Entries supplied
((

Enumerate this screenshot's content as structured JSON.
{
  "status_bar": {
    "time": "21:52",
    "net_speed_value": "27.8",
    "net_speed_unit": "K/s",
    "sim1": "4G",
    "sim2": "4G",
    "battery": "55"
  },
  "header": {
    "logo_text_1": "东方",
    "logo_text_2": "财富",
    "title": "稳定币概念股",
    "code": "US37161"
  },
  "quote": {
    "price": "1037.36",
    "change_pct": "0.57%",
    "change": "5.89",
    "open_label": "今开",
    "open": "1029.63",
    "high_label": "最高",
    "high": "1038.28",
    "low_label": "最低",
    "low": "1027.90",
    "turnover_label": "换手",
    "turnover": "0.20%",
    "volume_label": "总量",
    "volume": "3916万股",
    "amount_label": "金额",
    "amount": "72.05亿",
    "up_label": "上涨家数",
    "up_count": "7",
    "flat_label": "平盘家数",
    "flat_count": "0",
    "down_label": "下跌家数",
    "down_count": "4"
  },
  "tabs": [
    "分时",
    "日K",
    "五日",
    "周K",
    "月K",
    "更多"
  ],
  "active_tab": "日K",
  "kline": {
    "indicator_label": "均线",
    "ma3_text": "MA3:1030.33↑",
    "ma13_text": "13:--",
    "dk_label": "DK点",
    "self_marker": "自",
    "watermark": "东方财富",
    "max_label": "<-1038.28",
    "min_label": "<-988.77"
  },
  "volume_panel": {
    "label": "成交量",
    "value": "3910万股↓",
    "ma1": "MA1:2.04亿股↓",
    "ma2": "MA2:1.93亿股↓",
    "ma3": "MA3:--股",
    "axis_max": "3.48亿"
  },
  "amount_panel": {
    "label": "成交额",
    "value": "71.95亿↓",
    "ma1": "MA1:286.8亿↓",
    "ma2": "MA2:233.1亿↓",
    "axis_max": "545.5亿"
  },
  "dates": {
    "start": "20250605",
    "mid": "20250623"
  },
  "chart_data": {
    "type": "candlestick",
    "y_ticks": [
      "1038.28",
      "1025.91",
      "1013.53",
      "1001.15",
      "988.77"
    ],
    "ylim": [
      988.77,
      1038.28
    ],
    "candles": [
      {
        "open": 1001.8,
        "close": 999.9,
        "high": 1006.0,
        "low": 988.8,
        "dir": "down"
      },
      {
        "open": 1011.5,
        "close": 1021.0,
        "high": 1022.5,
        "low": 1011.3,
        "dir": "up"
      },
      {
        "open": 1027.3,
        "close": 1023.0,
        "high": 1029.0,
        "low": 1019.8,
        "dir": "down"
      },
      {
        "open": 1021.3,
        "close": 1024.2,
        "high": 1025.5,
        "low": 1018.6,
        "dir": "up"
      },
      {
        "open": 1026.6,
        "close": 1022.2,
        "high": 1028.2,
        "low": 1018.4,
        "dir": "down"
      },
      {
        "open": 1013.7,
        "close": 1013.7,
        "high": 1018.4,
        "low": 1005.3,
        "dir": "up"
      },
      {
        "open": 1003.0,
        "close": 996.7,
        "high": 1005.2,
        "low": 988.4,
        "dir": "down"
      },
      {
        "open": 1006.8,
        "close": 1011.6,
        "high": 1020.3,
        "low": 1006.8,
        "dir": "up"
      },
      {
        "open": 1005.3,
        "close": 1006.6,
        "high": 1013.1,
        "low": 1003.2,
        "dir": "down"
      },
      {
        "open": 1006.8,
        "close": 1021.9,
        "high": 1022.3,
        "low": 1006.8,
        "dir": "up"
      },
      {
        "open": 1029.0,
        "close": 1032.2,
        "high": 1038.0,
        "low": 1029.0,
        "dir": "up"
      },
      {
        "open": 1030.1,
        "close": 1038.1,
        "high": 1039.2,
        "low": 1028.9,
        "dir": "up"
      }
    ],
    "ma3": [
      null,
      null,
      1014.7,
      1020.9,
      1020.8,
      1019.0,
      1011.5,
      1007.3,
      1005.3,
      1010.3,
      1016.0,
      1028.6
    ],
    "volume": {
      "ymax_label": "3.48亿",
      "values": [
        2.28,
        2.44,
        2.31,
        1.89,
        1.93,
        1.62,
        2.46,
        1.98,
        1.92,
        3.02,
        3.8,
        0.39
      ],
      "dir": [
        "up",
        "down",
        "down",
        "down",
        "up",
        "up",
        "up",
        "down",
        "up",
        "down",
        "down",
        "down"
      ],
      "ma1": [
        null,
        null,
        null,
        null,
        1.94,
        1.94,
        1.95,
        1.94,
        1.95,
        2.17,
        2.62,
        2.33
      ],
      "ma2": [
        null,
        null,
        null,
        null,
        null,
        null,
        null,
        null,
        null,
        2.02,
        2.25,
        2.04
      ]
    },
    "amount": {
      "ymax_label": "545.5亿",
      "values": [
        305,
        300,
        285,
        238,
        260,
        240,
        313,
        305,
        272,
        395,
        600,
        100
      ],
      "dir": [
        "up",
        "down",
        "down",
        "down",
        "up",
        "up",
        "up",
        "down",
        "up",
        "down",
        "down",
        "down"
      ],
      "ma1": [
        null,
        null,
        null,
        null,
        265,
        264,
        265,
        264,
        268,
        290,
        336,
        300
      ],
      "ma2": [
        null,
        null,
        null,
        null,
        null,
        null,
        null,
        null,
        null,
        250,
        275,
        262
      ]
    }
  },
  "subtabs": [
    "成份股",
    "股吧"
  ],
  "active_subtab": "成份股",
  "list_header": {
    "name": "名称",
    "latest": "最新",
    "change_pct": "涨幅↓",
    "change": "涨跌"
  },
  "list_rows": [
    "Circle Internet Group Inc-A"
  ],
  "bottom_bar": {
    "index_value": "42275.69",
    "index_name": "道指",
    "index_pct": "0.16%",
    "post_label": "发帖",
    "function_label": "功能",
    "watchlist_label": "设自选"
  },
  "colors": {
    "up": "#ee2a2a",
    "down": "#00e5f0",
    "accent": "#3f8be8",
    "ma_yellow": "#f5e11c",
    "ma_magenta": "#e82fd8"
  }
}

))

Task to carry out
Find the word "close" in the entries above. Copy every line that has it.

Exercise response
        "close": 999.9,
        "close": 1021.0,
        "close": 1023.0,
        "close": 1024.2,
        "close": 1022.2,
        "close": 1013.7,
        "close": 996.7,
        "close": 1011.6,
        "close": 1006.6,
        "close": 1021.9,
        "close": 1032.2,
        "close": 1038.1,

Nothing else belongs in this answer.